From the 7 th to 13 th May it’s Fibromyalgia awareness week. The events of the
week were presented at a press conference by Councillor Carmen Morate
with Maite Miralles and Juncal Macho who are president and secretary of
ASIMEPP (Asociación de Salud Integral, Mejoras Psícofísicas and
Psicosociales in Torrevieja). This is the third time that such an event has been
organised.
Fibromyalgia day is on 12 th May and awareness raising is being supported by
the town hall in Torrevieja. ‘It’s to give voice during these kinds of events to
the people who suffer from chronic illnesses and pain like fibromyalgia,’
announced Councillor Morate.
Everyone is invited to take part in the organised activitieswhich include an
open day, yoga workshops and Taichi at the Hombre del Mar on the 12 th May
at 11am. A manifesto will also be read and there will be three conferences by
University professors looking at various aspects of the disease.
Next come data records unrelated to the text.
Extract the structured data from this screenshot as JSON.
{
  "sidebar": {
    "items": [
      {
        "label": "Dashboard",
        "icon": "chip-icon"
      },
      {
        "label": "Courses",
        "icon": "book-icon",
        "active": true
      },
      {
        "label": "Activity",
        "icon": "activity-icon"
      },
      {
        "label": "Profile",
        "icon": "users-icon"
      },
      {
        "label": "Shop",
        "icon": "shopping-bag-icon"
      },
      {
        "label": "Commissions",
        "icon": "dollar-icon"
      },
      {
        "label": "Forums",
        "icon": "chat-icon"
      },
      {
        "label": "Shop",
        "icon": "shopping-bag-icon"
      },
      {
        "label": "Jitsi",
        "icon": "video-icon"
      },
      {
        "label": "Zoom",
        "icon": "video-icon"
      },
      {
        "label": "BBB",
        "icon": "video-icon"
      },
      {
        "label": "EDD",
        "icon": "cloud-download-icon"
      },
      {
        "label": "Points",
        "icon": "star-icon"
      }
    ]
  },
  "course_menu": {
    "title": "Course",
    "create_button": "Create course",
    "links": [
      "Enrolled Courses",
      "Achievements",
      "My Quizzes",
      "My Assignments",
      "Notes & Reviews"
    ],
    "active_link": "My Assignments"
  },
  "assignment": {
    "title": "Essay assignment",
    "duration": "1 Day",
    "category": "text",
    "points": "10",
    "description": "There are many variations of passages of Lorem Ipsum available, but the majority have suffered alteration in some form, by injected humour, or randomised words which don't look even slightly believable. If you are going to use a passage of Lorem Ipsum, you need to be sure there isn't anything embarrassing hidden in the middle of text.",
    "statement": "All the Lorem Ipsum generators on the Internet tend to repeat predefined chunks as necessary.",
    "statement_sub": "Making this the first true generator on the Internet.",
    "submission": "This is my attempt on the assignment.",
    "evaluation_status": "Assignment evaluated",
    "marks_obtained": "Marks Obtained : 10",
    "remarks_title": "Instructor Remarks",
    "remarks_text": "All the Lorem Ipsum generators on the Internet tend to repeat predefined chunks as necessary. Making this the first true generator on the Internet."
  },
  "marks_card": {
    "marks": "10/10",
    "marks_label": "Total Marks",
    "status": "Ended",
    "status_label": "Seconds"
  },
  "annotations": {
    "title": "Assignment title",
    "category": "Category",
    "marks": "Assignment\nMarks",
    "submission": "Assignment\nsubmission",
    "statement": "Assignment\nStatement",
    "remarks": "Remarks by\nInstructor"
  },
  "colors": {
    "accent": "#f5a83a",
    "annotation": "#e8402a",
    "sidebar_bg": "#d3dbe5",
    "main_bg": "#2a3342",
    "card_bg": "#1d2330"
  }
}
On Friday 11 th
May there will be a talk in the indoor market about how to improve your eating
habits to tackle the condition.
At 8.30 pm on 11 th May an award will be presented to an individual for their
collaboration and support in addressing the issues surrounding the condition.
The week’s awareness raising will conclude on May 13 th with Tibetan sound
therapy in the Centro de la Tercera Edad in Calle San Pascual at 11am.
Fibromyalgia is a long-term condition that causes pain all over the body.
People suffering from the disease may also find that they are extremely tired,
have muscle stiffness and experience difficulty sleeping. They may also have
problems with memory and concentration and frequently suffer from
headaches and IBS.
Although treatment is available for some of these symptoms they are unlikely
to disappear completely. The exact causes of the syndrome are unknown but
it is thought to be linked to abnormal levels of some chemicals in the brain. It
is believed that some people are more likely to develop it due to the genes
inherited from their parents. The condition can also be triggered by a stressful
event.
Fibromyalgia affects more women than men and typically develops between
the ages of 30 and 50 although it can occur in people of any age including
children and the elderly. Estimates suggest that between one to 20 people
may be affected to some extent. It is a difficult condition to diagnose as there
are no specific tests for the condition and the symptoms mimic other
conditions too.